Thursday, August 17, 2017

A wildlife-proof garden

Mandy lives on the edge of a country town in an area with lots of bush, paddocks, wallabies, possums, birds of prey and other wildlife. This blog post describes the netted enclosure and garden Mandy created. It might inspire people who live in similar environments because it demonstrates that fruit, vegetables, ornamentals and chooks can all be safe in areas where there is plenty of wildlife.

Wednesday, July 19, 2017

Controlling curly leaf

Curly leaf can have a devastating impact on stone fruit trees in spring. This blog post discusses methods for preventing curly leaf, looks at what to do once you have it, and discusses organic ways of dealing with this garden pest.

Wednesday, June 21, 2017

Outsmarting the codling moth

Codling Moth infestations were really bad in Tasmania last summer. This post explains the Codling Moth’s life cycle and a range of pest control measures that can be put in place to make the coming fruit season much more successful.

Wednesday, April 19, 2017

Starting a New Food Garden

A few months ago someone asked me in an email ‘I have recently moved to a new property and want to put in a little vegie garden. Where do I start?‘ This blog post describes what I would do if I had the opportunity to start a small food garden from scratch.

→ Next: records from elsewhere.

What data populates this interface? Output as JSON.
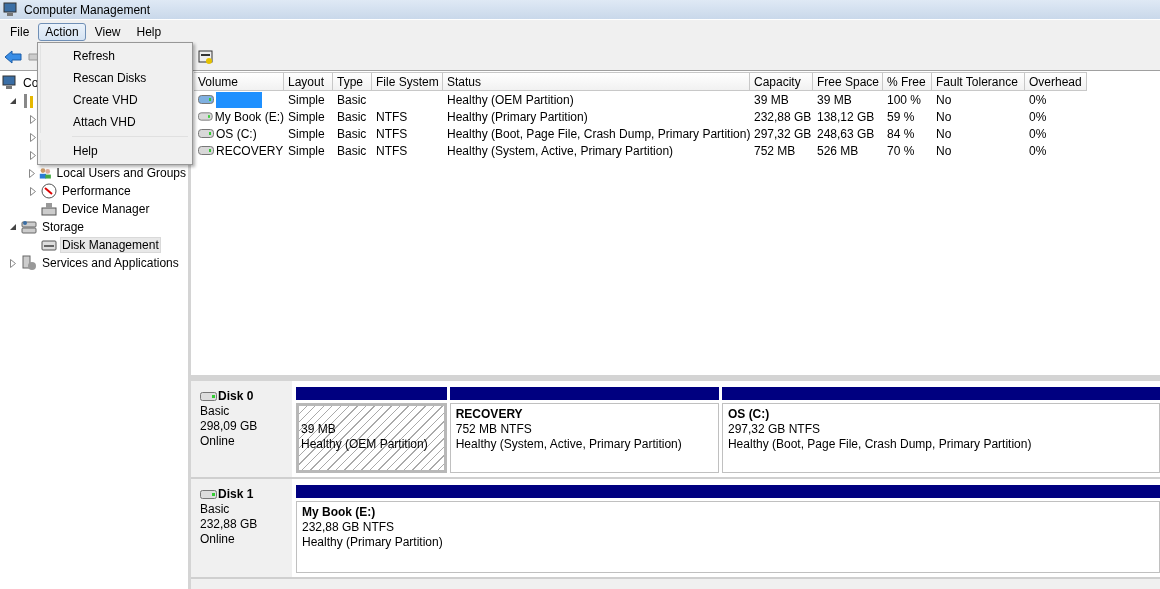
{
  "window": {
    "title": "Computer Management"
  },
  "menubar": [
    {
      "label": "File",
      "selected": false
    },
    {
      "label": "Action",
      "selected": true
    },
    {
      "label": "View",
      "selected": false
    },
    {
      "label": "Help",
      "selected": false
    }
  ],
  "action_menu": [
    {
      "label": "Refresh",
      "kind": "item"
    },
    {
      "label": "Rescan Disks",
      "kind": "item"
    },
    {
      "label": "Create VHD",
      "kind": "item"
    },
    {
      "label": "Attach VHD",
      "kind": "item"
    },
    {
      "kind": "separator"
    },
    {
      "label": "Help",
      "kind": "item"
    }
  ],
  "tree": [
    {
      "label": "Co",
      "selected": false,
      "children": [
        {
          "expanded": true,
          "children": [
            {
              "expanded": false
            },
            {
              "expanded": false
            },
            {
              "expanded": false
            },
            {
              "label": "Local Users and Groups",
              "expanded": false,
              "selected": false
            },
            {
              "label": "Performance",
              "expanded": false,
              "selected": false
            },
            {
              "label": "Device Manager",
              "selected": false
            }
          ]
        },
        {
          "label": "Storage",
          "expanded": true,
          "selected": false,
          "children": [
            {
              "label": "Disk Management",
              "selected": true
            }
          ]
        },
        {
          "label": "Services and Applications",
          "expanded": false,
          "selected": false
        }
      ]
    }
  ],
  "volumes": {
    "columns": [
      "Volume",
      "Layout",
      "Type",
      "File System",
      "Status",
      "Capacity",
      "Free Space",
      "% Free",
      "Fault Tolerance",
      "Overhead"
    ],
    "rows": [
      {
        "redacted": true,
        "cells": [
          "",
          "Simple",
          "Basic",
          "",
          "Healthy (OEM Partition)",
          "39 MB",
          "39 MB",
          "100 %",
          "No",
          "0%"
        ]
      },
      {
        "redacted": false,
        "cells": [
          "My Book (E:)",
          "Simple",
          "Basic",
          "NTFS",
          "Healthy (Primary Partition)",
          "232,88 GB",
          "138,12 GB",
          "59 %",
          "No",
          "0%"
        ]
      },
      {
        "redacted": false,
        "cells": [
          "OS (C:)",
          "Simple",
          "Basic",
          "NTFS",
          "Healthy (Boot, Page File, Crash Dump, Primary Partition)",
          "297,32 GB",
          "248,63 GB",
          "84 %",
          "No",
          "0%"
        ]
      },
      {
        "redacted": false,
        "cells": [
          "RECOVERY",
          "Simple",
          "Basic",
          "NTFS",
          "Healthy (System, Active, Primary Partition)",
          "752 MB",
          "526 MB",
          "70 %",
          "No",
          "0%"
        ]
      }
    ]
  },
  "disks": [
    {
      "name": "Disk 0",
      "type": "Basic",
      "size": "298,09 GB",
      "status": "Online",
      "partitions": [
        {
          "kind": "oem",
          "selected": true,
          "size": "39 MB",
          "status": "Healthy (OEM Partition)"
        },
        {
          "kind": "primary",
          "selected": false,
          "name": "RECOVERY",
          "size": "752 MB NTFS",
          "status": "Healthy (System, Active, Primary Partition)"
        },
        {
          "kind": "primary",
          "selected": false,
          "name": "OS  (C:)",
          "size": "297,32 GB NTFS",
          "status": "Healthy (Boot, Page File, Crash Dump, Primary Partition)"
        }
      ]
    },
    {
      "name": "Disk 1",
      "type": "Basic",
      "size": "232,88 GB",
      "status": "Online",
      "partitions": [
        {
          "kind": "primary",
          "selected": false,
          "name": "My Book  (E:)",
          "size": "232,88 GB NTFS",
          "status": "Healthy (Primary Partition)"
        }
      ]
    }
  ]
}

Friday, March 17, 2017

Getting the Best out of your Fig Tree - Part 2

Food Garden Group member Richard Kent is an experienced fresh fig and fig tree grower who has grown figs for over a decade. In this blog post he shares what he has learnt over the last few years.

Thursday, February 23, 2017

Mulching - Why and How

Many food gardeners have strong opinions about mulching and garden writers report heated discussions on the subject.  Not here.  This blog post will hopefully be an interesting but uncontroversial read.  It might even change the way you use mulch in your food garden.

Tuesday, January 24, 2017

Eating Weeds

Last year, after reading a book on the subject, Food Garden Group member Lian raved about eating weeds on our Food Gardeners Tasmania facebook page.  I invited her to write a blog post about eating weeds that commonly occur in Tasmanian gardens.  Food for free.  Here is what Lian wrote:

Thursday, November 17, 2016

Marvelous Manure

Manure is nature's best fertiliser.  For as long as farms have had sheep, cows and chooks, manure has been used to fertilise food gardens. But are all manures of equal value? And how should we use manure on our gardens?